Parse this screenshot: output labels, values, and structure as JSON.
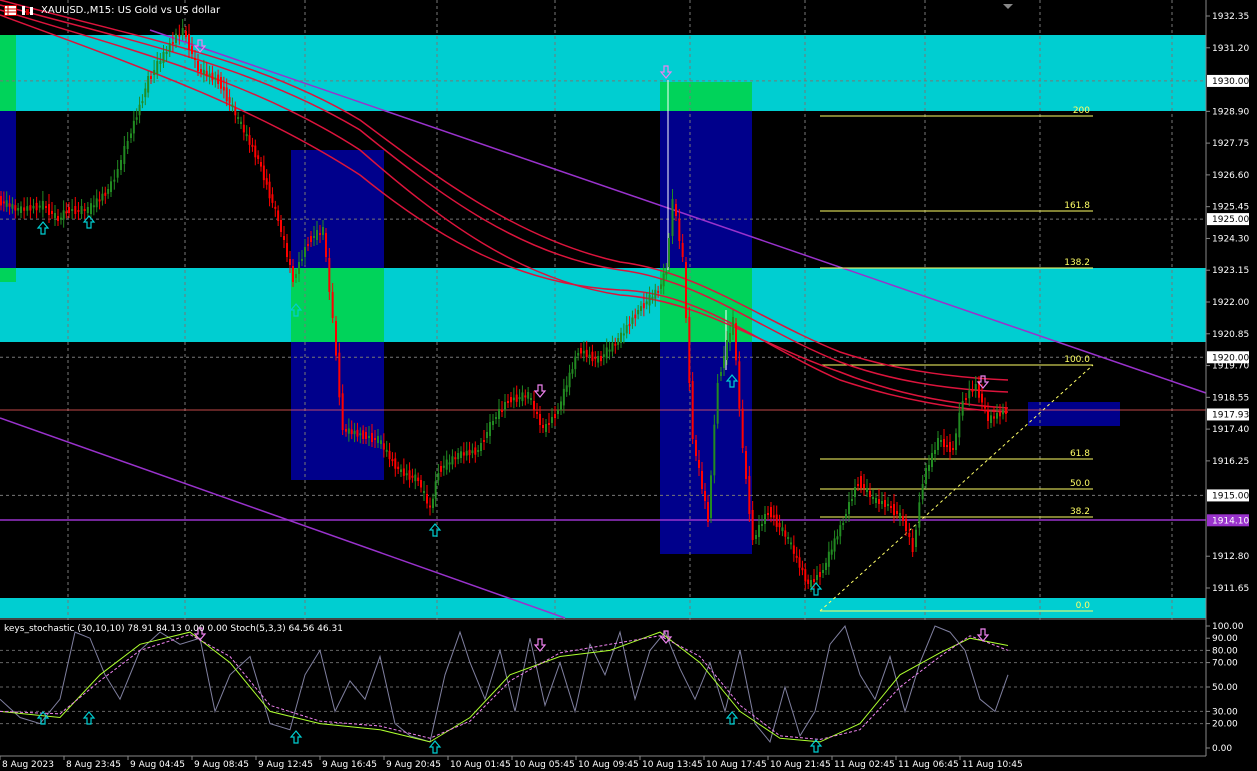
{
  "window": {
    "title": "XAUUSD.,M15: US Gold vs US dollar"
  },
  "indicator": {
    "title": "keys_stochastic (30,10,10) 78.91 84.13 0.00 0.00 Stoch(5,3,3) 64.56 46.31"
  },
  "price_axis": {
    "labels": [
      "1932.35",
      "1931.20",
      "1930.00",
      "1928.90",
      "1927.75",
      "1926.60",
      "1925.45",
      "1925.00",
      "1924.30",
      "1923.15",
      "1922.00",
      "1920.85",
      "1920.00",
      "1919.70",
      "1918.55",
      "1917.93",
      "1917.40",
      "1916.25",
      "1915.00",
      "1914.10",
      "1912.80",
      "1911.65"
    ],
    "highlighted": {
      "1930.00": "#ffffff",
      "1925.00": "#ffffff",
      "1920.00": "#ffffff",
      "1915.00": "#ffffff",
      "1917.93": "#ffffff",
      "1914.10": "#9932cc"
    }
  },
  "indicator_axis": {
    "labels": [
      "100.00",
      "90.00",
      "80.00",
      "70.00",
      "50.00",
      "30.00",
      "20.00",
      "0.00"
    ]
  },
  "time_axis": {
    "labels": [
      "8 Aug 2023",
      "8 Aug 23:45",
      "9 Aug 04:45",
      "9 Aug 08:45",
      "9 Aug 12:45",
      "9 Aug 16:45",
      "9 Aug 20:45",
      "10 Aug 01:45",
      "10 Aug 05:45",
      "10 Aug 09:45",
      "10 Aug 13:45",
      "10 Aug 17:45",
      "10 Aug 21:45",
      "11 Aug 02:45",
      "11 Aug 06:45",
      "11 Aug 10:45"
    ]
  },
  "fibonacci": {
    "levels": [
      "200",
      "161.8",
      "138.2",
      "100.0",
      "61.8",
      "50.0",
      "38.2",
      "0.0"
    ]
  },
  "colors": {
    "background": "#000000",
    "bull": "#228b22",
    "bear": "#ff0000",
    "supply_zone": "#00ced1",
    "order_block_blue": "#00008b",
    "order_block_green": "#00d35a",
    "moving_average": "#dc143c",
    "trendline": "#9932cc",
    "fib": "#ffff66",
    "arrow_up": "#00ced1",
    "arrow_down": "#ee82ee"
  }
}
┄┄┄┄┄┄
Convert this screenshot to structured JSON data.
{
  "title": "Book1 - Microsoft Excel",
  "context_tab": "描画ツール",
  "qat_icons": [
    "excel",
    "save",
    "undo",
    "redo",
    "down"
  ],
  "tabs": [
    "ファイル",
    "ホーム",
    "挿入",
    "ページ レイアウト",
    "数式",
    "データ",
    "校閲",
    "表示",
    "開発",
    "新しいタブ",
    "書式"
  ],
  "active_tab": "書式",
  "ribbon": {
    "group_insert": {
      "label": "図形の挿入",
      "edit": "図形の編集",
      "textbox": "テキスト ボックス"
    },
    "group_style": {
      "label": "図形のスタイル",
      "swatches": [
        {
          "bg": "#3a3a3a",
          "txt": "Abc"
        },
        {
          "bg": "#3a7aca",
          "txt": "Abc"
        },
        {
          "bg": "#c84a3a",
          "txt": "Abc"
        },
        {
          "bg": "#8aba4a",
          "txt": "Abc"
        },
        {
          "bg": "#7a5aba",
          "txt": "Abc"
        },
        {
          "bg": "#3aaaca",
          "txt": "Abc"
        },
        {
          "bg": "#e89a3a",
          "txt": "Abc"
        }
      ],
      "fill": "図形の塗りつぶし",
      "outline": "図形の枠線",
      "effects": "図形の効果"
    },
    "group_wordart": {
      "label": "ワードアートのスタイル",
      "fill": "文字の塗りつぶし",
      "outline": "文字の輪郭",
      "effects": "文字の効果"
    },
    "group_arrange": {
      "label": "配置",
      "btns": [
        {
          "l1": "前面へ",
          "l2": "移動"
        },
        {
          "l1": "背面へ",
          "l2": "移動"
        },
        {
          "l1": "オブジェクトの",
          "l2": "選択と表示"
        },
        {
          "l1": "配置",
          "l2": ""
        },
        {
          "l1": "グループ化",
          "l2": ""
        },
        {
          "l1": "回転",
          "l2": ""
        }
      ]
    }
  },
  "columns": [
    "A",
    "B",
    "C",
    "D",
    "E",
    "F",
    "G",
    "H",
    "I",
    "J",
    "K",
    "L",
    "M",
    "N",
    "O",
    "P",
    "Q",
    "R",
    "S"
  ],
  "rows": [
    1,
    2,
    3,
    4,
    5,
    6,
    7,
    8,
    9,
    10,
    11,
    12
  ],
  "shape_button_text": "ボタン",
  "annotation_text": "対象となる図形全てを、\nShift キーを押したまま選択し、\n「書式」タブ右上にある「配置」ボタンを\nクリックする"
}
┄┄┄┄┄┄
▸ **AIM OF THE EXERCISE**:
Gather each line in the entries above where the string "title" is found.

▸ **OUTPUT FOR THIS TASK**:
    "title": "XAUUSD.,M15: US Gold vs US dollar"
    "title": "keys_stochastic (30,10,10) 78.91 84.13 0.00 0.00 Stoch(5,3,3) 64.56 46.31"
  "title": "Book1 - Microsoft Excel",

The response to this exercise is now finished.